The 2017/18 NBA season has seen more three-pointers shot that any other season in history. That broke a record set in 2016/17. The beyond-the-arc revolution has changed the shape of the game, with the ability to hit the three often preferred to size.
There has been a wave of backcourt NBA stars. Partly because of their ability to shoot the three, partly down to a change in style. Sport has always had trends in approach, and basketball is no different. We are at the heart of the three-point era, provoked by the historical success of the Golden State Warriors. The Warriors, through the unstoppable Splash Brothers, altered the way basketball is played.
Guards have always been, and always will be, integral to any basketball team. That’s no revolution and will not change however much fluctuation there is in style. Whether wanting to shoot threes or work towards elite post players, teams need players who can stretch the court and create.
Pelicans Lead the Way
Assigning positions can be clumsy, but – whether as forwards or centres -- there’s a clear return of the towering big men in the NBA at the moment. One team who epitomise this are the New Orleans Pelicans. The Pelicans would have been realistic contenders had they remained healthy, and it would have been on the back of two of the best bigs in the league.
Anthony Davis (6’10”) and DeMarcus Cousins (6’11”) are as formidable a duo as it gets. Cousins’ injury left Davis carrying New Orleans, and in another year could have seen Davis pick up the MVP award.
The key to Davis and Cousins is their versatility. They, like many others, have combined the traditional post play and rebounding of big men with the ability to shoot not only mid-range, but from beyond-the-arc. That is a potentially lethal combination, and few teams, if any, would have been able to guard the duo in the playoffs.
Davis is likely to take the centre spot in the All-NBA First Team. Well deserved, of course, given his stunning season, including his 35 point-per-game February.
Watch out NBA
Cousins and Davis are not alone in their adaptation. This new era for big men in the NBA might be led by the Pelicans teammates, but there is a wave of 6’10” and above stars taking the league by storm.
Joel Embiid and Karl-Anthony Towns are prominent names. The pair are Davis’ two main contenders for All-NBA honours. Embiid recently turned 24, Towns is just 22. Both standing at 7’0”, they are as good as unstoppable scorers in the paint.
Embiid and Towns have proven themselves as elite offensive players. Each have had 50+ point nights this season, with season averages over 22ppg and 11rpg. Unlike past eras, though, control of the paint is not enough. Each average over one three-pointer per game, while shooting at a solid percentage from deep.
Towns has work to do defensively, and health is always a concern for Embiid, but there is no doubt the pair are on course for great careers.
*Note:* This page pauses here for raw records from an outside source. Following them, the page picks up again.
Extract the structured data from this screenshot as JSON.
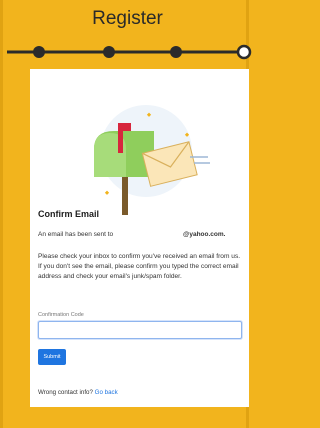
{
  "header": {
    "title": "Register"
  },
  "stepper": {
    "steps": [
      {
        "state": "complete"
      },
      {
        "state": "complete"
      },
      {
        "state": "complete"
      },
      {
        "state": "current"
      }
    ],
    "accent_color": "#2b2b2b"
  },
  "card": {
    "heading": "Confirm Email",
    "sent_prefix": "An email has been sent to",
    "email_domain": "@yahoo.com.",
    "message": "Please check your inbox to confirm you've received an email from us. If you don't see the email, please confirm you typed the correct email address and check your email's junk/spam folder.",
    "code_label": "Confirmation Code",
    "code_value": "",
    "submit_label": "Submit",
    "wrong_prompt": "Wrong contact info?",
    "go_back_label": "Go back"
  },
  "colors": {
    "background": "#f2b41d",
    "button": "#1f75e0",
    "link": "#1f75e0"
  }
}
Even a few years ago eurostepping seven-footers like Embiid and Towns would have been astonishing. Now, they seem like the logical evolution of the game.
If Davis and Cousins are the leaders of the class, Embiid and Towns are the next in command. The injured Kristaps Porzingis and inconsistent Nikola Jokic are worthy of a mention, too. Both players have the potential to be perennial All-Stars and franchise players for the Knicks and Nuggets respectively.
The three-point bubble shows no sign of bursting. The criteria to become a 6’10”-plus All-Star has changed, it demands so much more from the bigs. When a player can meet all of those demands, however, it leads to some of the best basketball you will ever see.
Combining mobility with size, rebounding with three-point shooting, makes for play in keeping with the current, all-action NBA.
The last player over 6’9” to win an MVP award was future Hall-of-Famer Dirk Nowitzki in 2006/07. Perhaps it won’t be long before that barren run is over.